TASK DIRECTIONS: Without changing a single word, write out every entry.

[Data about app and page elements]
_ _ _ _ _
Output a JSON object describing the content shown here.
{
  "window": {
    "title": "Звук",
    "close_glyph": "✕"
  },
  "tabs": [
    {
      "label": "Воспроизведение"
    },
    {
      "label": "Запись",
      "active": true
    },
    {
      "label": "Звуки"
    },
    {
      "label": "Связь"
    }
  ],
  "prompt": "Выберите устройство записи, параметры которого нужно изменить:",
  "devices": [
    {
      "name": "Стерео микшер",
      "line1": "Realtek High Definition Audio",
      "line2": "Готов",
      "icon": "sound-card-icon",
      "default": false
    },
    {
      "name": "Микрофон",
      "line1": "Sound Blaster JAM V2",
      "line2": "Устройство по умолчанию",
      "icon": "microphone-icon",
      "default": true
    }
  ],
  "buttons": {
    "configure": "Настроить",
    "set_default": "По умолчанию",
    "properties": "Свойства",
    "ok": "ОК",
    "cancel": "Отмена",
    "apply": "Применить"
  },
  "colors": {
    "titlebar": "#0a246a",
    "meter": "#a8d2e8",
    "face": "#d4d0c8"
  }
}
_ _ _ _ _
ANSWER BOX:
Output a JSON object describing the content shown here.
{
  "window": {
    "title": "Звук",
    "close_glyph": "✕"
  },
  "tabs": [
    {
      "label": "Воспроизведение"
    },
    {
      "label": "Запись",
      "active": true
    },
    {
      "label": "Звуки"
    },
    {
      "label": "Связь"
    }
  ],
  "prompt": "Выберите устройство записи, параметры которого нужно изменить:",
  "devices": [
    {
      "name": "Стерео микшер",
      "line1": "Realtek High Definition Audio",
      "line2": "Готов",
      "icon": "sound-card-icon",
      "default": false
    },
    {
      "name": "Микрофон",
      "line1": "Sound Blaster JAM V2",
      "line2": "Устройство по умолчанию",
      "icon": "microphone-icon",
      "default": true
    }
  ],
  "buttons": {
    "configure": "Настроить",
    "set_default": "По умолчанию",
    "properties": "Свойства",
    "ok": "ОК",
    "cancel": "Отмена",
    "apply": "Применить"
  },
  "colors": {
    "titlebar": "#0a246a",
    "meter": "#a8d2e8",
    "face": "#d4d0c8"
  }
}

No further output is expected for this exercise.